Knowledge in co-management
Co-management institutions have generally been limited to implementation and have not extended user participation to include the knowledge basis for management decisions. This paper discusses some of the fundamental problems involved if such an extension were to be developed. One set of problems relate to the alienation of the immediate users from the formalised research knowledge which generally is used as the knowledge basis for mainstream modern fisheries management due to the different scales of observation used by formalised research and the immediate resource users and the requirement for predictability which is inherent in many modern management implementations. This set of problems may be reduced through the use of indicators of pressures and state of the resource system which are based on softer predictability requirements and accommodate aspects of local knowledge. Another set of problems relate to the different perceptions of stakeholders where a distinction is made between specific knowledge which is used to guide local management decisions and more generalised information which is used to compare across resource systems as required to monitor compliance with international agreements or for the use of market based instruments such as green labelling.
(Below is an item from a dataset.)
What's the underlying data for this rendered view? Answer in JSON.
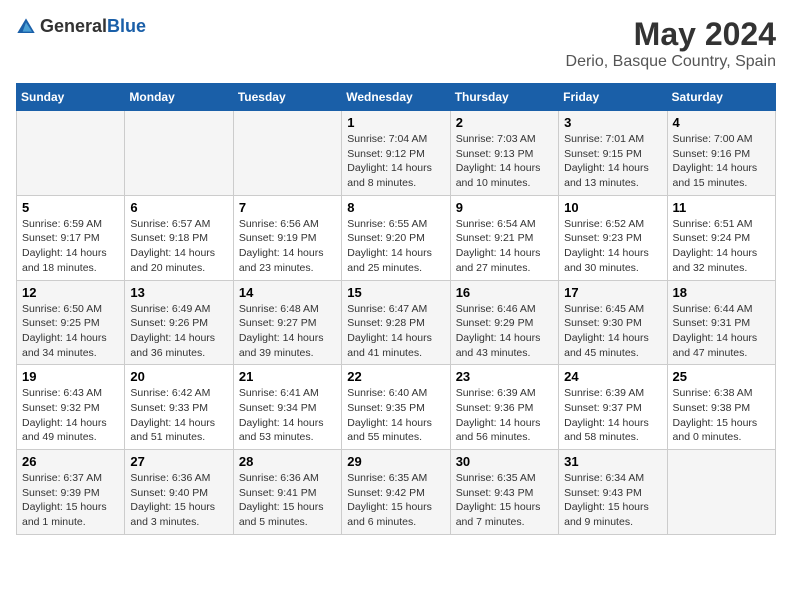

Awareness and transparency regarding these problems is a prerequisite for development of participatory management systems which are extended to include knowledge aspects.
- Miscellaneous